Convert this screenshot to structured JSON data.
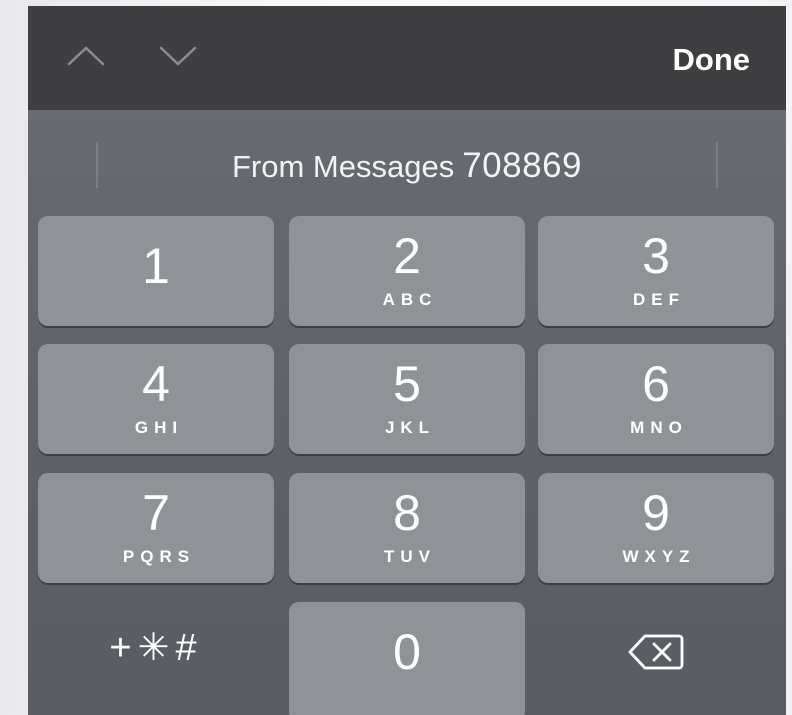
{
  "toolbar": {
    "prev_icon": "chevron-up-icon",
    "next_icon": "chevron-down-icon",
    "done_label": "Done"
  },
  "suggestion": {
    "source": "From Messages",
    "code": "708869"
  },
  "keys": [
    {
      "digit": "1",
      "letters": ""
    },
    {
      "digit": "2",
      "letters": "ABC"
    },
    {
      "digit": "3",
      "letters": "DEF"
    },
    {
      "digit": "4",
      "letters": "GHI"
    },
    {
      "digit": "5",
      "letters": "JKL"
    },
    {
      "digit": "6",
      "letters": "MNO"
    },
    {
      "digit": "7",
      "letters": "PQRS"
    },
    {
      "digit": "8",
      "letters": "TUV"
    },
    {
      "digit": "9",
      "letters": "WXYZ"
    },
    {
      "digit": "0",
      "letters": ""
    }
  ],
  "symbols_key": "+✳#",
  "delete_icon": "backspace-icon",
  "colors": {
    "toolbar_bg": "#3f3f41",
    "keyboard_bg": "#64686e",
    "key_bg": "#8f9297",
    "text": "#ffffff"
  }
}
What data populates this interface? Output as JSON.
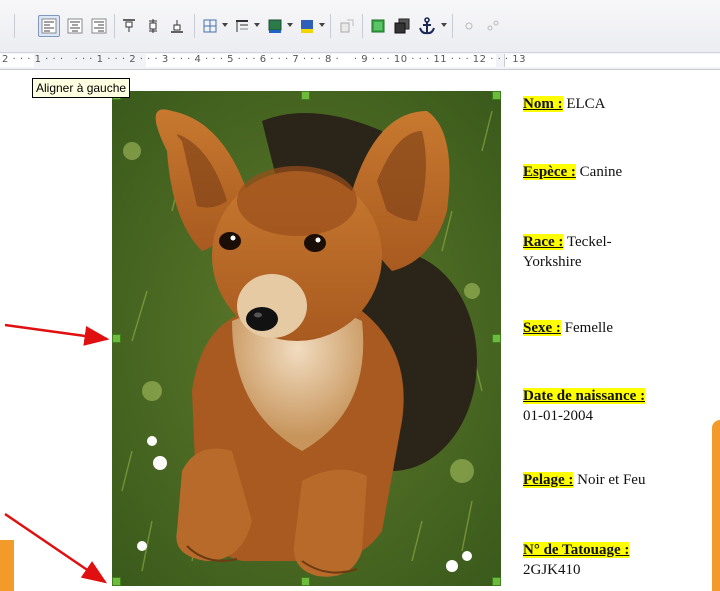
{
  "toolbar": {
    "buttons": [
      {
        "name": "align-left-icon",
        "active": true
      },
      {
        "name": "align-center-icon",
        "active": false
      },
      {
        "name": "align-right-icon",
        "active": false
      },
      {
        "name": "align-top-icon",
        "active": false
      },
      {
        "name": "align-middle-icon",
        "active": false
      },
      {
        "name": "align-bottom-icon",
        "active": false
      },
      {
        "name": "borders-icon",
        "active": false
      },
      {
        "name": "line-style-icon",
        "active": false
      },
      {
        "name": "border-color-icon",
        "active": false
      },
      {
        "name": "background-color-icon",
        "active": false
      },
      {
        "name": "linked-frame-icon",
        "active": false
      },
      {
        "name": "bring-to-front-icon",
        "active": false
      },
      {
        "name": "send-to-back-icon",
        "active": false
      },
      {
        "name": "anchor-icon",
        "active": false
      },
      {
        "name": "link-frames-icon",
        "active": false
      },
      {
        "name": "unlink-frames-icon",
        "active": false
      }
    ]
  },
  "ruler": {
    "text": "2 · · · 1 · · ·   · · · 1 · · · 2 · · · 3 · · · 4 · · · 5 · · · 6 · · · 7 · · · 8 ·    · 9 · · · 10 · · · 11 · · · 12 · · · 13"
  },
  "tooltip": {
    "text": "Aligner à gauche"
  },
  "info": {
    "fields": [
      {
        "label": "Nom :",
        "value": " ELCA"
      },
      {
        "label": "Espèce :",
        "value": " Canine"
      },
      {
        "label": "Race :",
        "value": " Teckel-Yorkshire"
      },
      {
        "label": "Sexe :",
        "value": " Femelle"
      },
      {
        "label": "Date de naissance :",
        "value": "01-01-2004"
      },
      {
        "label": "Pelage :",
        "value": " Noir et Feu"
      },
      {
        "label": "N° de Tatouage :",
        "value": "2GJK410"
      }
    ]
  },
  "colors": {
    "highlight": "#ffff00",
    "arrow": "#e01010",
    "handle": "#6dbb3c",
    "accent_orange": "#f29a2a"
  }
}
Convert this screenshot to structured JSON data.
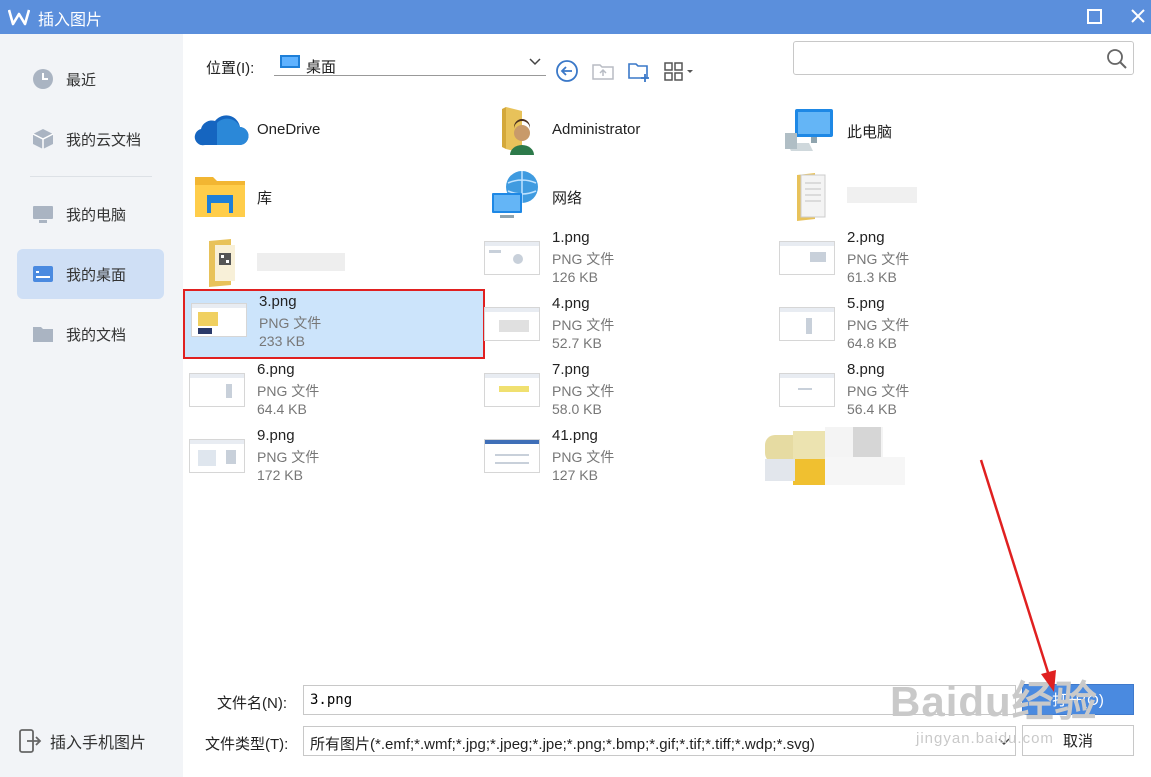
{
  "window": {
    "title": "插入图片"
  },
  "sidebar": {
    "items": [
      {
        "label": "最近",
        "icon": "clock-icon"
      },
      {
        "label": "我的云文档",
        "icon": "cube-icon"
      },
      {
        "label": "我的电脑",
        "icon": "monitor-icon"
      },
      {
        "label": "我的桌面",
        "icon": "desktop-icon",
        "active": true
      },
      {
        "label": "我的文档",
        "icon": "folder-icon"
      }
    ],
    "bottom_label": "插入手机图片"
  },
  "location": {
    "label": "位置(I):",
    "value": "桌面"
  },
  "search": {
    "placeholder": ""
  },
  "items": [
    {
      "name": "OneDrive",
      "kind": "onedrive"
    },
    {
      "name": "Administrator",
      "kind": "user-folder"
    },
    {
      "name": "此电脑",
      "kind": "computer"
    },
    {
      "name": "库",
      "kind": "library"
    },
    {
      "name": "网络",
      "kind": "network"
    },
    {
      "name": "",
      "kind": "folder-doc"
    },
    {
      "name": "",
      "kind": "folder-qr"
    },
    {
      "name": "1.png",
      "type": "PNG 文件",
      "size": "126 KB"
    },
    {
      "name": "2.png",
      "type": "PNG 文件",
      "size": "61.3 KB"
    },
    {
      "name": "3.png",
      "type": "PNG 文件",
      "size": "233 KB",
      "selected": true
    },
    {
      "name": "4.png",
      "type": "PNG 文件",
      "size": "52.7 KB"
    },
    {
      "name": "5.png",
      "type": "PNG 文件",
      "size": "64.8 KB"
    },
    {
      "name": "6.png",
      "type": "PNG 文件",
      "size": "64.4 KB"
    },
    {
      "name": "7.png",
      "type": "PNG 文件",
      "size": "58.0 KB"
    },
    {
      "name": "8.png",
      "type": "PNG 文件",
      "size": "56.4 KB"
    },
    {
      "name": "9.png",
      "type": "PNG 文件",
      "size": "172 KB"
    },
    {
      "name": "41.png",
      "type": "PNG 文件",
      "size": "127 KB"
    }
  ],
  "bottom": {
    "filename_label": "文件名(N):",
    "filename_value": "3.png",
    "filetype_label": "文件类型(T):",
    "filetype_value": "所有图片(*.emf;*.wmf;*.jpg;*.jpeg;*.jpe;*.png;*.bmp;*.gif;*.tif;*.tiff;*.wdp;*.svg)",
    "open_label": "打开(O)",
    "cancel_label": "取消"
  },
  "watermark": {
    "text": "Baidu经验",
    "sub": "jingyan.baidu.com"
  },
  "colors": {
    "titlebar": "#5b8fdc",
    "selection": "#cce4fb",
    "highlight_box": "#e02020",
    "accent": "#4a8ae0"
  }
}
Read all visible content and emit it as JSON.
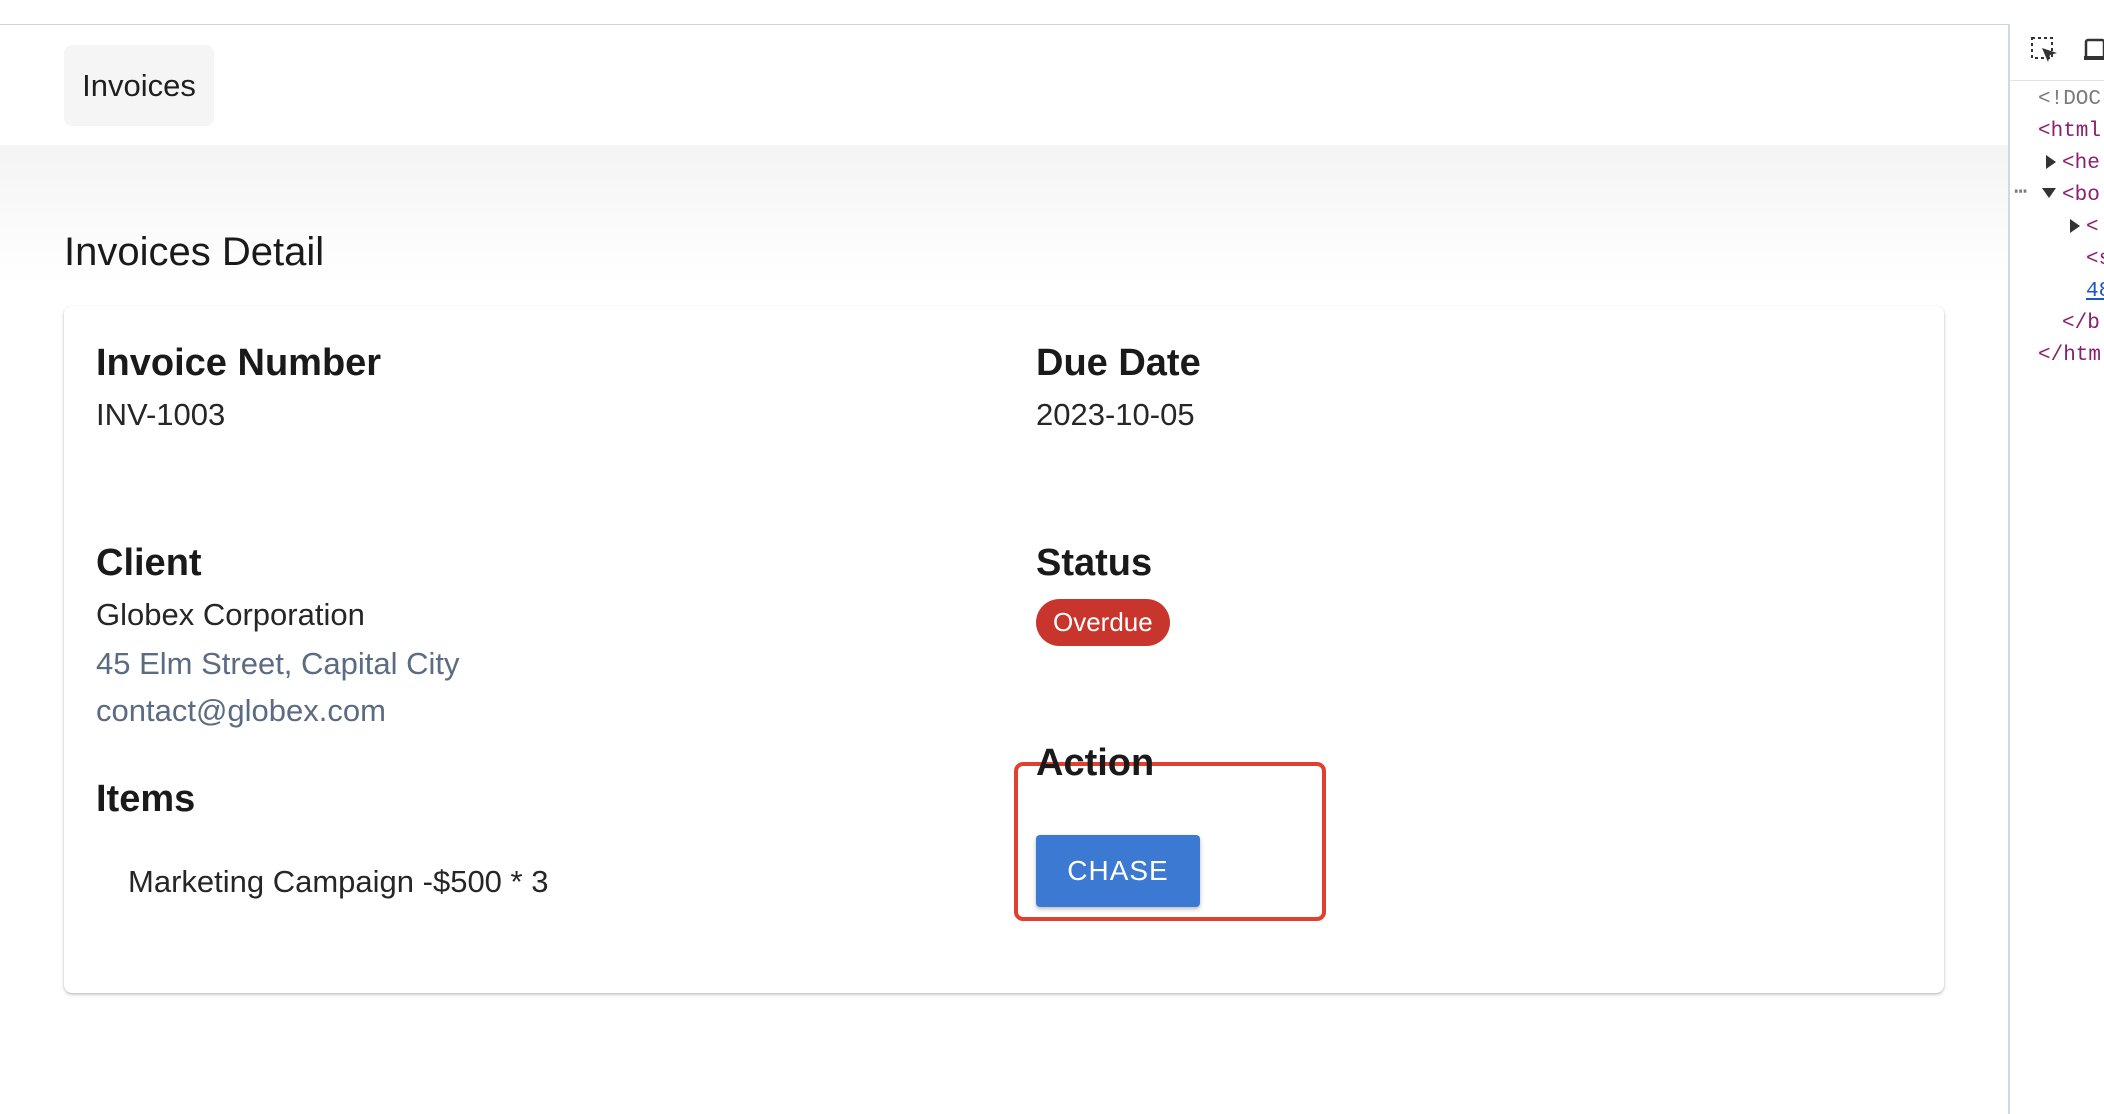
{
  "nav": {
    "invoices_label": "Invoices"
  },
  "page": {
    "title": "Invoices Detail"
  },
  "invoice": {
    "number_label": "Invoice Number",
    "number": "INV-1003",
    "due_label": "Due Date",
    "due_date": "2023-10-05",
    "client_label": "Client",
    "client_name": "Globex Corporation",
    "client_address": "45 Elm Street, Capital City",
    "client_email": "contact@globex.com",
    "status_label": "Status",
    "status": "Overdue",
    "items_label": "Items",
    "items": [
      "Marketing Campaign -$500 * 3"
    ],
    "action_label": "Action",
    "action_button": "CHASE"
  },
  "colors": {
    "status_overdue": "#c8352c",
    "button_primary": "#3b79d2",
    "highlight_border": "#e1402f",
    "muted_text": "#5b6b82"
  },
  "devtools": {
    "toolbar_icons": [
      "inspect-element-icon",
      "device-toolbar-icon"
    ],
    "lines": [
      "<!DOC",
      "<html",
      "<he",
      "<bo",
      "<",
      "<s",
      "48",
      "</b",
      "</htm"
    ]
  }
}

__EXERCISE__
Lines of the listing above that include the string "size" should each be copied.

__ANSWER__
      "size": "126 KB"
      "size": "61.3 KB"
      "size": "233 KB",
      "size": "52.7 KB"
      "size": "64.8 KB"
      "size": "64.4 KB"
      "size": "58.0 KB"
      "size": "56.4 KB"
      "size": "172 KB"
      "size": "127 KB"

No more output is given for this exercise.